Take down each entry exactly as written.

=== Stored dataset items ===
BEGIN

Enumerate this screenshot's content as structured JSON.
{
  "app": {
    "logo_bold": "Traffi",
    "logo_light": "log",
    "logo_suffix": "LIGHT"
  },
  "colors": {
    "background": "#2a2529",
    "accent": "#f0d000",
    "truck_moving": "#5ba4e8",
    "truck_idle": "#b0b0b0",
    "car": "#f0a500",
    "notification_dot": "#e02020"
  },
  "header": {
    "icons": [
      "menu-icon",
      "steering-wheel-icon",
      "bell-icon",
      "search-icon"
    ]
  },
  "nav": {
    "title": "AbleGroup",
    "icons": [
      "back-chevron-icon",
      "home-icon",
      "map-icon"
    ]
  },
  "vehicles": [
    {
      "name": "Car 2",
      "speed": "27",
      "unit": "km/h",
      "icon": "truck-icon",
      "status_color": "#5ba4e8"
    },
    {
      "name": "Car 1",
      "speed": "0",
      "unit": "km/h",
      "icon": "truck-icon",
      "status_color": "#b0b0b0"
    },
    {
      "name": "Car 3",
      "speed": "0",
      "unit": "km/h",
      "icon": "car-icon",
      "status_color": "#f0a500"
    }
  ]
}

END

=== FINISHED TASK ===
Enumerate this screenshot's content as structured JSON.
{
  "app": {
    "logo_bold": "Traffi",
    "logo_light": "log",
    "logo_suffix": "LIGHT"
  },
  "colors": {
    "background": "#2a2529",
    "accent": "#f0d000",
    "truck_moving": "#5ba4e8",
    "truck_idle": "#b0b0b0",
    "car": "#f0a500",
    "notification_dot": "#e02020"
  },
  "header": {
    "icons": [
      "menu-icon",
      "steering-wheel-icon",
      "bell-icon",
      "search-icon"
    ]
  },
  "nav": {
    "title": "AbleGroup",
    "icons": [
      "back-chevron-icon",
      "home-icon",
      "map-icon"
    ]
  },
  "vehicles": [
    {
      "name": "Car 2",
      "speed": "27",
      "unit": "km/h",
      "icon": "truck-icon",
      "status_color": "#5ba4e8"
    },
    {
      "name": "Car 1",
      "speed": "0",
      "unit": "km/h",
      "icon": "truck-icon",
      "status_color": "#b0b0b0"
    },
    {
      "name": "Car 3",
      "speed": "0",
      "unit": "km/h",
      "icon": "car-icon",
      "status_color": "#f0a500"
    }
  ]
}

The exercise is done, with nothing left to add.